■ **RECORD SET**:
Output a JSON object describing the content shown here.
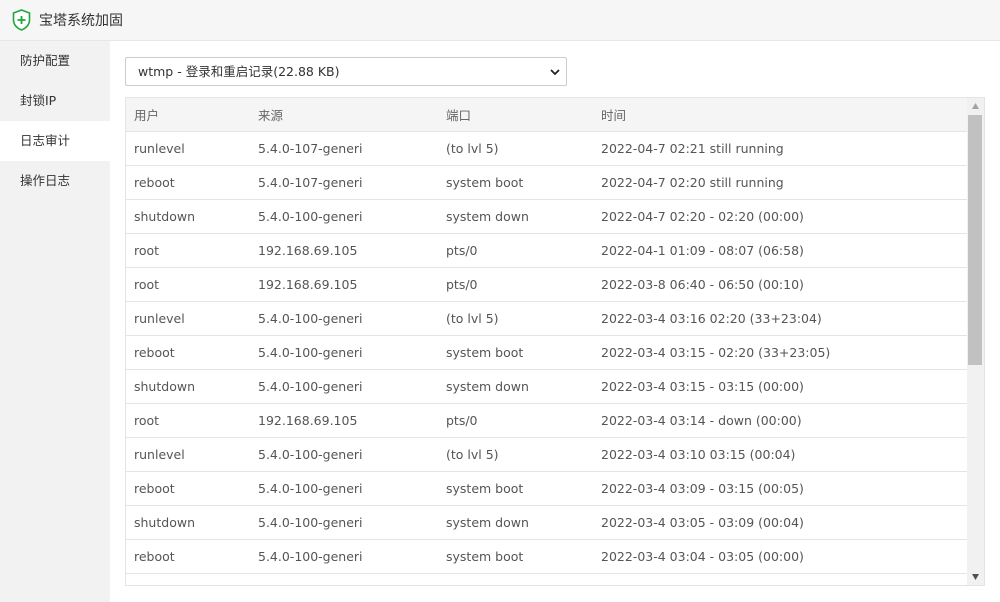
{
  "app": {
    "title": "宝塔系统加固",
    "icon": "shield-plus-icon",
    "accent": "#20a53a"
  },
  "sidebar": {
    "items": [
      {
        "label": "防护配置",
        "active": false
      },
      {
        "label": "封锁IP",
        "active": false
      },
      {
        "label": "日志审计",
        "active": true
      },
      {
        "label": "操作日志",
        "active": false
      }
    ]
  },
  "log_select": {
    "value": "wtmp - 登录和重启记录(22.88 KB)"
  },
  "table": {
    "headers": [
      "用户",
      "来源",
      "端口",
      "时间"
    ],
    "rows": [
      [
        "runlevel",
        "5.4.0-107-generi",
        "(to lvl 5)",
        "2022-04-7 02:21 still running"
      ],
      [
        "reboot",
        "5.4.0-107-generi",
        "system boot",
        "2022-04-7 02:20 still running"
      ],
      [
        "shutdown",
        "5.4.0-100-generi",
        "system down",
        "2022-04-7 02:20 - 02:20 (00:00)"
      ],
      [
        "root",
        "192.168.69.105",
        "pts/0",
        "2022-04-1 01:09 - 08:07 (06:58)"
      ],
      [
        "root",
        "192.168.69.105",
        "pts/0",
        "2022-03-8 06:40 - 06:50 (00:10)"
      ],
      [
        "runlevel",
        "5.4.0-100-generi",
        "(to lvl 5)",
        "2022-03-4 03:16 02:20 (33+23:04)"
      ],
      [
        "reboot",
        "5.4.0-100-generi",
        "system boot",
        "2022-03-4 03:15 - 02:20 (33+23:05)"
      ],
      [
        "shutdown",
        "5.4.0-100-generi",
        "system down",
        "2022-03-4 03:15 - 03:15 (00:00)"
      ],
      [
        "root",
        "192.168.69.105",
        "pts/0",
        "2022-03-4 03:14 - down (00:00)"
      ],
      [
        "runlevel",
        "5.4.0-100-generi",
        "(to lvl 5)",
        "2022-03-4 03:10 03:15 (00:04)"
      ],
      [
        "reboot",
        "5.4.0-100-generi",
        "system boot",
        "2022-03-4 03:09 - 03:15 (00:05)"
      ],
      [
        "shutdown",
        "5.4.0-100-generi",
        "system down",
        "2022-03-4 03:05 - 03:09 (00:04)"
      ],
      [
        "reboot",
        "5.4.0-100-generi",
        "system boot",
        "2022-03-4 03:04 - 03:05 (00:00)"
      ]
    ]
  }
}
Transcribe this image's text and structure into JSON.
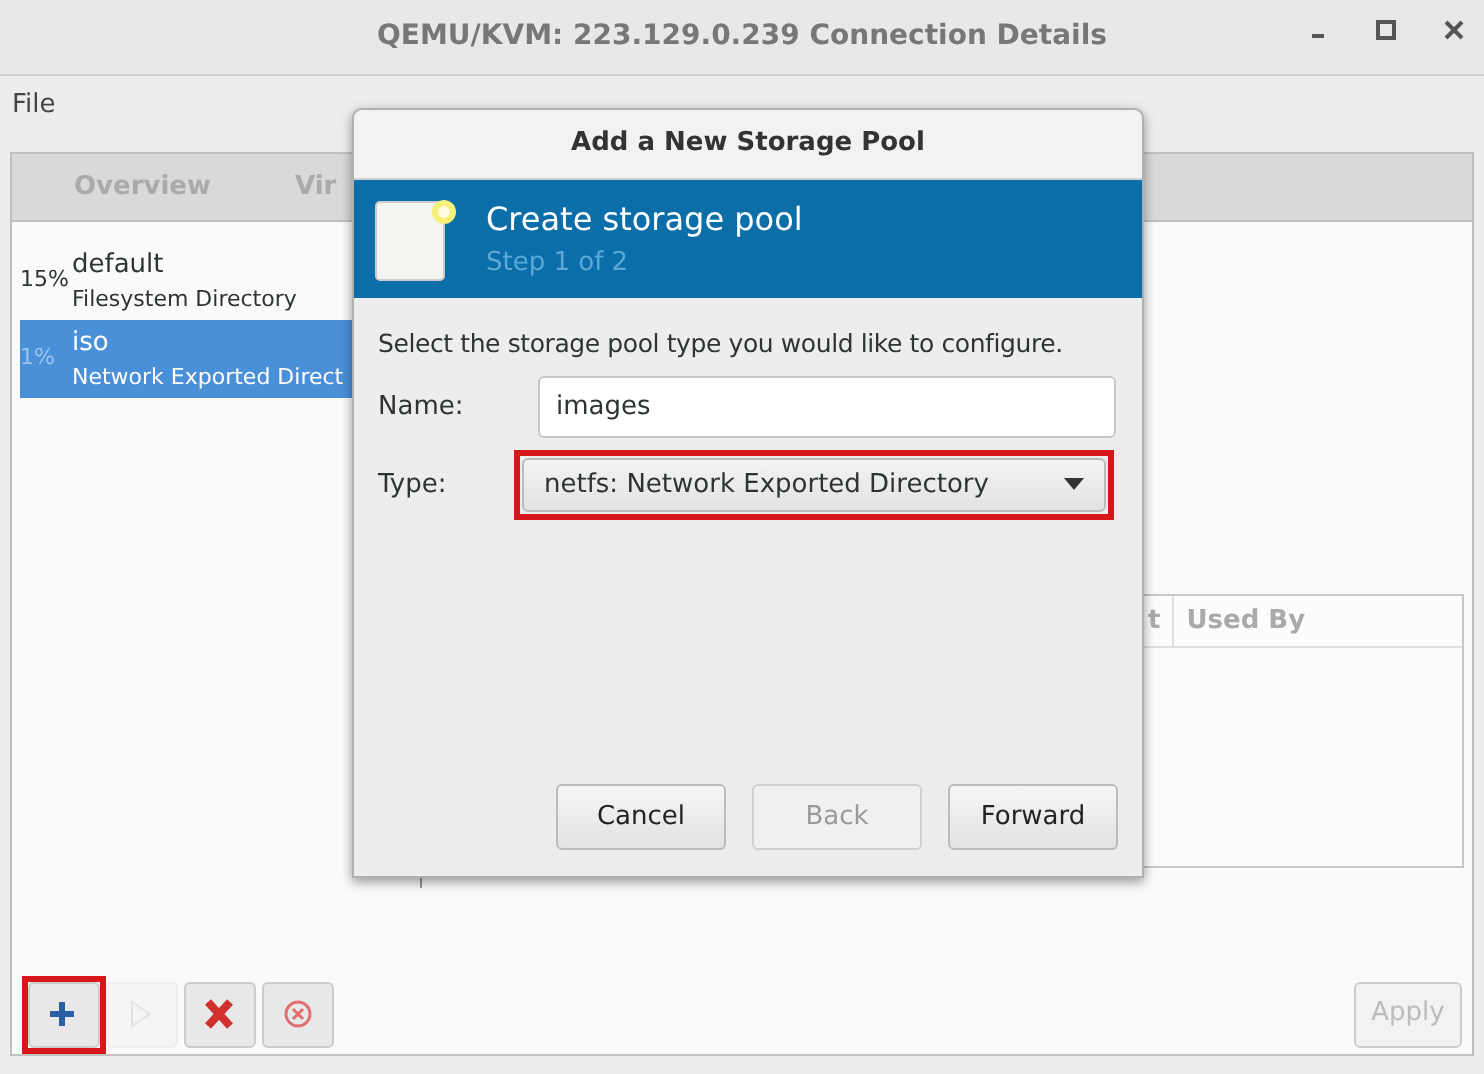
{
  "window": {
    "title": "QEMU/KVM: 223.129.0.239 Connection Details"
  },
  "menu": [
    "File"
  ],
  "tabs": [
    {
      "label": "Overview",
      "selected": false
    },
    {
      "label": "Vir",
      "selected": false
    }
  ],
  "pools": [
    {
      "usage": "15%",
      "name": "default",
      "type": "Filesystem Directory",
      "selected": false
    },
    {
      "usage": "1%",
      "name": "iso",
      "type": "Network Exported Direct",
      "selected": true
    }
  ],
  "volumes_table": {
    "columns": [
      "t",
      "Used By"
    ]
  },
  "toolbar": [
    {
      "kind": "add",
      "disabled": false,
      "highlight": true
    },
    {
      "kind": "start",
      "disabled": true,
      "highlight": false
    },
    {
      "kind": "delete",
      "disabled": false,
      "highlight": false
    },
    {
      "kind": "stop",
      "disabled": false,
      "highlight": false
    }
  ],
  "apply_button": {
    "label": "Apply",
    "disabled": true
  },
  "dialog": {
    "title": "Add a New Storage Pool",
    "header": "Create storage pool",
    "step": "Step 1 of 2",
    "prompt": "Select the storage pool type you would like to configure.",
    "name_label": "Name:",
    "name_value": "images",
    "type_label": "Type:",
    "type_value": "netfs: Network Exported Directory",
    "type_highlight": true,
    "buttons": [
      {
        "label": "Cancel",
        "disabled": false
      },
      {
        "label": "Back",
        "disabled": true
      },
      {
        "label": "Forward",
        "disabled": false
      }
    ]
  }
}
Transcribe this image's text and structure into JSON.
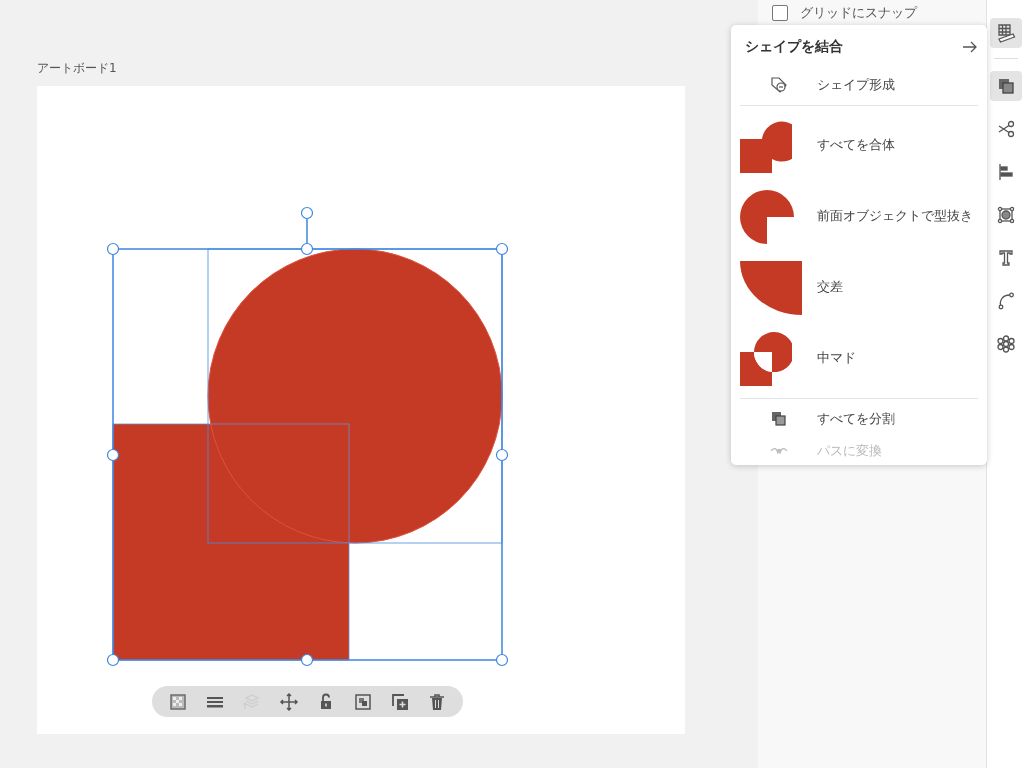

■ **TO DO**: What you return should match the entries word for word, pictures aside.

■ **SOLUTION FOR THIS EXERCISE**:
Output a JSON object describing the content shown here.
{
  "app": {
    "title": "宝塔系统加固",
    "icon": "shield-plus-icon",
    "accent": "#20a53a"
  },
  "sidebar": {
    "items": [
      {
        "label": "防护配置",
        "active": false
      },
      {
        "label": "封锁IP",
        "active": false
      },
      {
        "label": "日志审计",
        "active": true
      },
      {
        "label": "操作日志",
        "active": false
      }
    ]
  },
  "log_select": {
    "value": "wtmp - 登录和重启记录(22.88 KB)"
  },
  "table": {
    "headers": [
      "用户",
      "来源",
      "端口",
      "时间"
    ],
    "rows": [
      [
        "runlevel",
        "5.4.0-107-generi",
        "(to lvl 5)",
        "2022-04-7 02:21 still running"
      ],
      [
        "reboot",
        "5.4.0-107-generi",
        "system boot",
        "2022-04-7 02:20 still running"
      ],
      [
        "shutdown",
        "5.4.0-100-generi",
        "system down",
        "2022-04-7 02:20 - 02:20 (00:00)"
      ],
      [
        "root",
        "192.168.69.105",
        "pts/0",
        "2022-04-1 01:09 - 08:07 (06:58)"
      ],
      [
        "root",
        "192.168.69.105",
        "pts/0",
        "2022-03-8 06:40 - 06:50 (00:10)"
      ],
      [
        "runlevel",
        "5.4.0-100-generi",
        "(to lvl 5)",
        "2022-03-4 03:16 02:20 (33+23:04)"
      ],
      [
        "reboot",
        "5.4.0-100-generi",
        "system boot",
        "2022-03-4 03:15 - 02:20 (33+23:05)"
      ],
      [
        "shutdown",
        "5.4.0-100-generi",
        "system down",
        "2022-03-4 03:15 - 03:15 (00:00)"
      ],
      [
        "root",
        "192.168.69.105",
        "pts/0",
        "2022-03-4 03:14 - down (00:00)"
      ],
      [
        "runlevel",
        "5.4.0-100-generi",
        "(to lvl 5)",
        "2022-03-4 03:10 03:15 (00:04)"
      ],
      [
        "reboot",
        "5.4.0-100-generi",
        "system boot",
        "2022-03-4 03:09 - 03:15 (00:05)"
      ],
      [
        "shutdown",
        "5.4.0-100-generi",
        "system down",
        "2022-03-4 03:05 - 03:09 (00:04)"
      ],
      [
        "reboot",
        "5.4.0-100-generi",
        "system boot",
        "2022-03-4 03:04 - 03:05 (00:00)"
      ]
    ]
  }
}
Transcribe this image's text and structure into JSON.
{
  "window": {
    "title": "QEMU/KVM: 223.129.0.239 Connection Details"
  },
  "menu": [
    "File"
  ],
  "tabs": [
    {
      "label": "Overview",
      "selected": false
    },
    {
      "label": "Vir",
      "selected": false
    }
  ],
  "pools": [
    {
      "usage": "15%",
      "name": "default",
      "type": "Filesystem Directory",
      "selected": false
    },
    {
      "usage": "1%",
      "name": "iso",
      "type": "Network Exported Direct",
      "selected": true
    }
  ],
  "volumes_table": {
    "columns": [
      "t",
      "Used By"
    ]
  },
  "toolbar": [
    {
      "kind": "add",
      "disabled": false,
      "highlight": true
    },
    {
      "kind": "start",
      "disabled": true,
      "highlight": false
    },
    {
      "kind": "delete",
      "disabled": false,
      "highlight": false
    },
    {
      "kind": "stop",
      "disabled": false,
      "highlight": false
    }
  ],
  "apply_button": {
    "label": "Apply",
    "disabled": true
  },
  "dialog": {
    "title": "Add a New Storage Pool",
    "header": "Create storage pool",
    "step": "Step 1 of 2",
    "prompt": "Select the storage pool type you would like to configure.",
    "name_label": "Name:",
    "name_value": "images",
    "type_label": "Type:",
    "type_value": "netfs: Network Exported Directory",
    "type_highlight": true,
    "buttons": [
      {
        "label": "Cancel",
        "disabled": false
      },
      {
        "label": "Back",
        "disabled": true
      },
      {
        "label": "Forward",
        "disabled": false
      }
    ]
  }
}
Transcribe this image's text and structure into JSON.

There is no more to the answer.